Though both of us are English teachers, sometimes numbers are the best way to distill an experience. So, we present our trip, by the numbers:
We headed out of Baltimore with the goal of heading to Miriam’s parents’ house for promised BBQ from Dinosaur Bar-B-Que, a local fave. We arrived there in time for late lunch, and Mariel enjoyed a bagel from La Bagel Delight, another classic Brooklyn joint.
After some excitement (it turns out that there are TWO CVS pharmacies in Fredericksburg, VA and the other one won’t give you meds if you sent it to the other other one), we excitedly had Wawa breakfast sandwiches for breakfast. If you’ve ever seen either of us in the morning in NJ, you will know that these are near and dear to our hearts.
We luxuriated in not have an 11:00 deadline to leave our lodgings, thanks to staying at Sophia’s house. We mixed last nights left over BBQ pork into scrambled eggs for breakfast and became confused about why eggs have ever been consumed any other way.
Miriam’s favorite movie is Mary Poppins. But, raised Jewish as she was, she thought the line in “Feed the Birds” was “saints and opossums” (not “saints and apostles”). This sign from our breakfast adventure to Malaprop’s Cafe and Bookstore in Asheville spoke to her deeply:
Our Airbnb host in Chattanooga left the menus of a couple of local restaurants by the door to the apartment and one of them sported a handwritten annotations that the bagels were excellent and it was right across the street. The Douglas Heights Bakery did not disappoint.
Day 10 began at a cafe Miriam insisted on purely because it is called Ugly Mugs. The wordplay continued when we ordered bagel sandwiches called “The King” (which was Elvis’s nickname and includes his classic combo of peanut butter, honey, and banana). We ate and caffeinated and blogged and knit and read and relaxed.
After departing Memphis, our drive to Nashville was uneventful. Miriam took a nap: Mariel even played Les Mis without hearing any protest (or, as Miriam would have it, she chose to protest by aggressively sleeping through it.).

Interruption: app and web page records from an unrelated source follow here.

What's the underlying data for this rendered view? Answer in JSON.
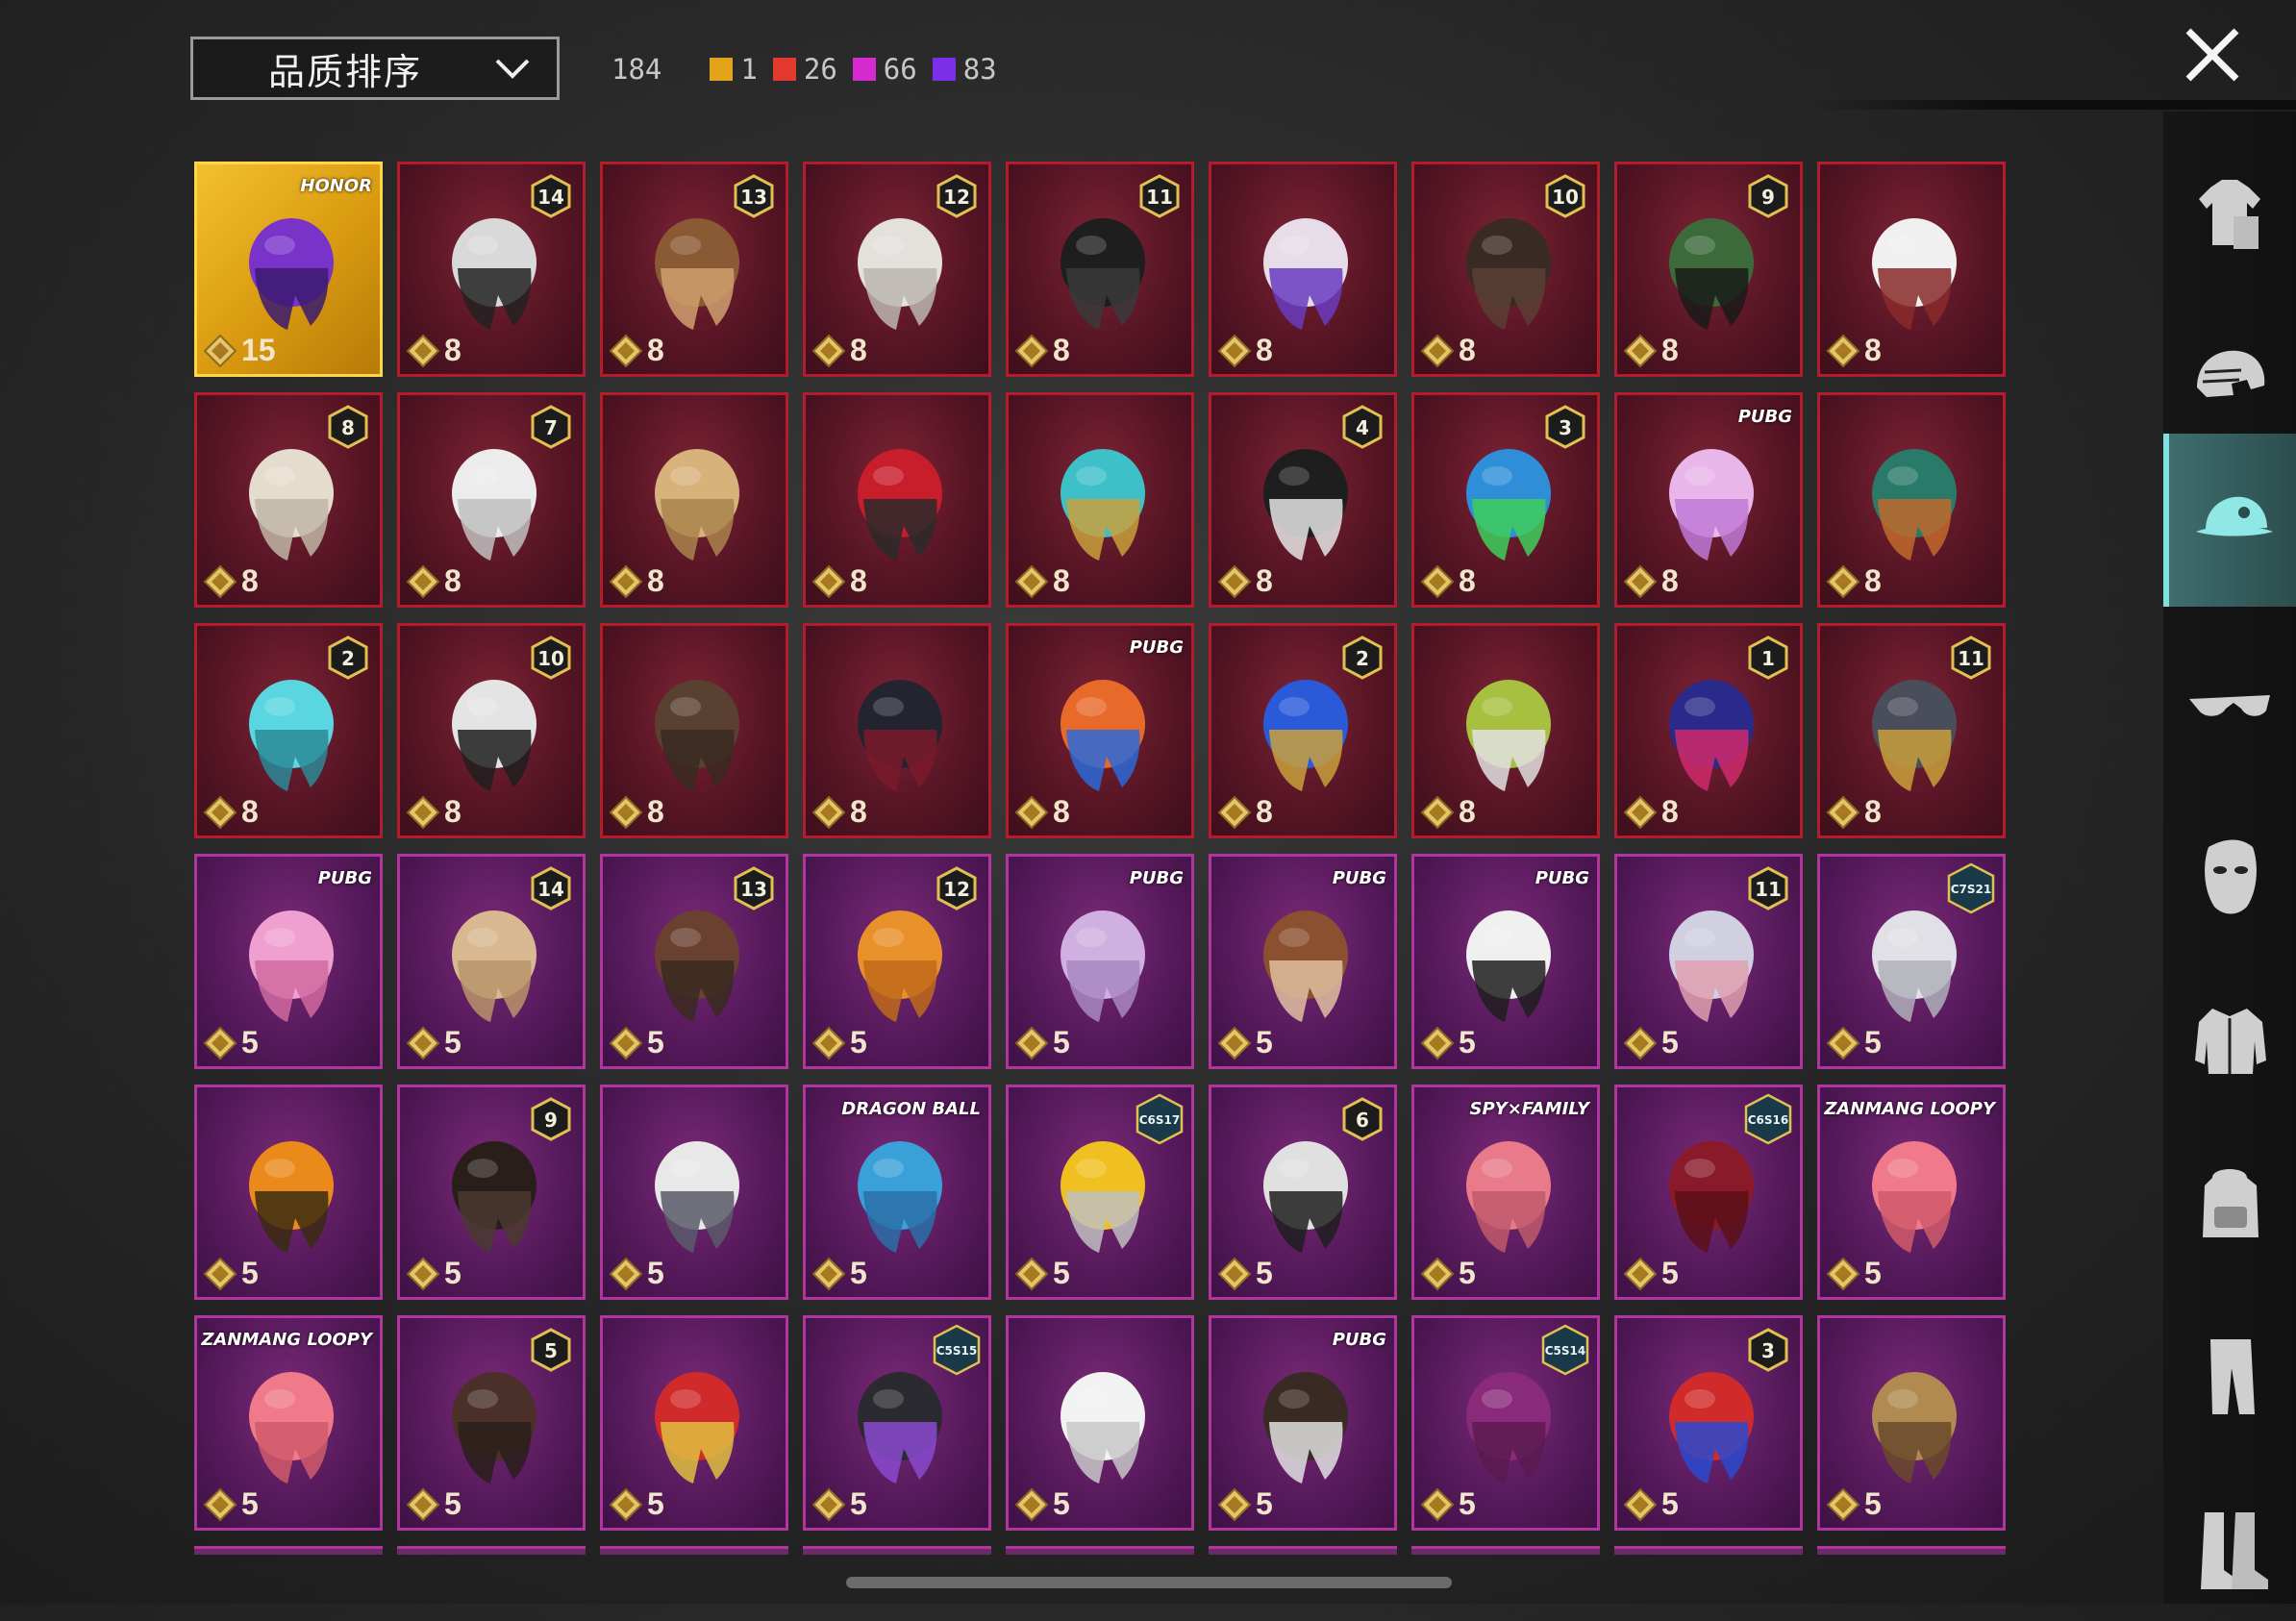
{
  "sort": {
    "label": "品质排序"
  },
  "counts": {
    "total": "184",
    "items": [
      {
        "color": "#e3a41b",
        "value": "1"
      },
      {
        "color": "#e23a2e",
        "value": "26"
      },
      {
        "color": "#d62bd0",
        "value": "66"
      },
      {
        "color": "#7b2fe6",
        "value": "83"
      }
    ]
  },
  "sidebar": {
    "items": [
      {
        "icon": "outfit-icon",
        "active": false
      },
      {
        "icon": "helmet-icon",
        "active": false
      },
      {
        "icon": "cap-icon",
        "active": true
      },
      {
        "icon": "glasses-icon",
        "active": false
      },
      {
        "icon": "mask-icon",
        "active": false
      },
      {
        "icon": "jacket-icon",
        "active": false
      },
      {
        "icon": "backpack-icon",
        "active": false
      },
      {
        "icon": "pants-icon",
        "active": false
      },
      {
        "icon": "boots-icon",
        "active": false
      }
    ]
  },
  "grid": {
    "rows": [
      [
        {
          "tier": "gold",
          "value": "15",
          "badge": {
            "type": "logo",
            "text": "HONOR"
          },
          "art": "gold-hat"
        },
        {
          "tier": "red",
          "value": "8",
          "badge": {
            "type": "num",
            "text": "14"
          },
          "art": "masked-hair"
        },
        {
          "tier": "red",
          "value": "8",
          "badge": {
            "type": "num",
            "text": "13"
          },
          "art": "hat-hair"
        },
        {
          "tier": "red",
          "value": "8",
          "badge": {
            "type": "num",
            "text": "12"
          },
          "art": "white-hair"
        },
        {
          "tier": "red",
          "value": "8",
          "badge": {
            "type": "num",
            "text": "11"
          },
          "art": "black-hair"
        },
        {
          "tier": "red",
          "value": "8",
          "badge": null,
          "art": "horn-hair"
        },
        {
          "tier": "red",
          "value": "8",
          "badge": {
            "type": "num",
            "text": "10"
          },
          "art": "dark-hair"
        },
        {
          "tier": "red",
          "value": "8",
          "badge": {
            "type": "num",
            "text": "9"
          },
          "art": "green-head"
        },
        {
          "tier": "red",
          "value": "8",
          "badge": null,
          "art": "cowboy-hat"
        }
      ],
      [
        {
          "tier": "red",
          "value": "8",
          "badge": {
            "type": "num",
            "text": "8"
          },
          "art": "blond-hair"
        },
        {
          "tier": "red",
          "value": "8",
          "badge": {
            "type": "num",
            "text": "7"
          },
          "art": "long-white-hair"
        },
        {
          "tier": "red",
          "value": "8",
          "badge": null,
          "art": "blond-long-hair"
        },
        {
          "tier": "red",
          "value": "8",
          "badge": null,
          "art": "red-helmet"
        },
        {
          "tier": "red",
          "value": "8",
          "badge": null,
          "art": "horned-helmet"
        },
        {
          "tier": "red",
          "value": "8",
          "badge": {
            "type": "num",
            "text": "4"
          },
          "art": "top-hat-head"
        },
        {
          "tier": "red",
          "value": "8",
          "badge": {
            "type": "num",
            "text": "3"
          },
          "art": "joker-head"
        },
        {
          "tier": "red",
          "value": "8",
          "badge": {
            "type": "logo",
            "text": "PUBG"
          },
          "art": "pink-hair"
        },
        {
          "tier": "red",
          "value": "8",
          "badge": null,
          "art": "dragon-helmet"
        }
      ],
      [
        {
          "tier": "red",
          "value": "8",
          "badge": {
            "type": "num",
            "text": "2"
          },
          "art": "bucket-hat"
        },
        {
          "tier": "red",
          "value": "8",
          "badge": {
            "type": "num",
            "text": "10"
          },
          "art": "rooster-hat"
        },
        {
          "tier": "red",
          "value": "8",
          "badge": null,
          "art": "brown-hair"
        },
        {
          "tier": "red",
          "value": "8",
          "badge": null,
          "art": "black-helmet"
        },
        {
          "tier": "red",
          "value": "8",
          "badge": {
            "type": "logo",
            "text": "PUBG"
          },
          "art": "fire-helmet"
        },
        {
          "tier": "red",
          "value": "8",
          "badge": {
            "type": "num",
            "text": "2"
          },
          "art": "blue-helmet"
        },
        {
          "tier": "red",
          "value": "8",
          "badge": null,
          "art": "green-mask"
        },
        {
          "tier": "red",
          "value": "8",
          "badge": {
            "type": "num",
            "text": "1"
          },
          "art": "blue-mask"
        },
        {
          "tier": "red",
          "value": "8",
          "badge": {
            "type": "num",
            "text": "11"
          },
          "art": "armor-helmet"
        }
      ],
      [
        {
          "tier": "purple",
          "value": "5",
          "badge": {
            "type": "logo",
            "text": "PUBG"
          },
          "art": "bow-headband"
        },
        {
          "tier": "purple",
          "value": "5",
          "badge": {
            "type": "num",
            "text": "14"
          },
          "art": "flower-hair"
        },
        {
          "tier": "purple",
          "value": "5",
          "badge": {
            "type": "num",
            "text": "13"
          },
          "art": "goggles-hair"
        },
        {
          "tier": "purple",
          "value": "5",
          "badge": {
            "type": "num",
            "text": "12"
          },
          "art": "orange-hair"
        },
        {
          "tier": "purple",
          "value": "5",
          "badge": {
            "type": "logo",
            "text": "PUBG"
          },
          "art": "lilac-hair"
        },
        {
          "tier": "purple",
          "value": "5",
          "badge": {
            "type": "logo",
            "text": "PUBG"
          },
          "art": "lion-head"
        },
        {
          "tier": "purple",
          "value": "5",
          "badge": {
            "type": "logo",
            "text": "PUBG"
          },
          "art": "panda-head"
        },
        {
          "tier": "purple",
          "value": "5",
          "badge": {
            "type": "num",
            "text": "11"
          },
          "art": "flower-crown"
        },
        {
          "tier": "purple",
          "value": "5",
          "badge": {
            "type": "season",
            "text": "C7S21"
          },
          "art": "silver-hair"
        }
      ],
      [
        {
          "tier": "purple",
          "value": "5",
          "badge": null,
          "art": "pumpkin-head"
        },
        {
          "tier": "purple",
          "value": "5",
          "badge": {
            "type": "num",
            "text": "9"
          },
          "art": "long-dark-hair"
        },
        {
          "tier": "purple",
          "value": "5",
          "badge": null,
          "art": "wolf-hood"
        },
        {
          "tier": "purple",
          "value": "5",
          "badge": {
            "type": "logo",
            "text": "DRAGON BALL"
          },
          "art": "blue-spiky-hair"
        },
        {
          "tier": "purple",
          "value": "5",
          "badge": {
            "type": "season",
            "text": "C6S17"
          },
          "art": "visor-hair"
        },
        {
          "tier": "purple",
          "value": "5",
          "badge": {
            "type": "num",
            "text": "6"
          },
          "art": "knight-helmet"
        },
        {
          "tier": "purple",
          "value": "5",
          "badge": {
            "type": "logo",
            "text": "SPY×FAMILY"
          },
          "art": "pink-bob"
        },
        {
          "tier": "purple",
          "value": "5",
          "badge": {
            "type": "season",
            "text": "C6S16"
          },
          "art": "red-bob"
        },
        {
          "tier": "purple",
          "value": "5",
          "badge": {
            "type": "logo",
            "text": "ZANMANG LOOPY"
          },
          "art": "loopy-head"
        }
      ],
      [
        {
          "tier": "purple",
          "value": "5",
          "badge": {
            "type": "logo",
            "text": "ZANMANG LOOPY"
          },
          "art": "loopy-head"
        },
        {
          "tier": "purple",
          "value": "5",
          "badge": {
            "type": "num",
            "text": "5"
          },
          "art": "cat-ear-hair"
        },
        {
          "tier": "purple",
          "value": "5",
          "badge": null,
          "art": "dragon-mask"
        },
        {
          "tier": "purple",
          "value": "5",
          "badge": {
            "type": "season",
            "text": "C5S15"
          },
          "art": "baseball-cap"
        },
        {
          "tier": "purple",
          "value": "5",
          "badge": null,
          "art": "polar-bear-head"
        },
        {
          "tier": "purple",
          "value": "5",
          "badge": {
            "type": "logo",
            "text": "PUBG"
          },
          "art": "tiara-hair"
        },
        {
          "tier": "purple",
          "value": "5",
          "badge": {
            "type": "season",
            "text": "C5S14"
          },
          "art": "magenta-hair"
        },
        {
          "tier": "purple",
          "value": "5",
          "badge": {
            "type": "num",
            "text": "3"
          },
          "art": "jester-hat"
        },
        {
          "tier": "purple",
          "value": "5",
          "badge": null,
          "art": "sun-hat"
        }
      ]
    ]
  },
  "colors": {
    "red_tier": "#b21c2c",
    "purple_tier": "#b0359e",
    "gold_tier": "#ffd64a",
    "sidebar_active": "#7fe0df"
  }
}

As teachers, both of us are passionate about using literature as both mirrors and windows. Literature can reflect and clarify one’s own experiences and it can also serve as a vehicle to places and experiences wholly different than ones own. Last year, both of us taught in affluent and predominantly white school communities and we both felt the necessity of teaching literature in order to advocate for greater racial and economic justice. A stop at the National Civil Rights Museum was requisite.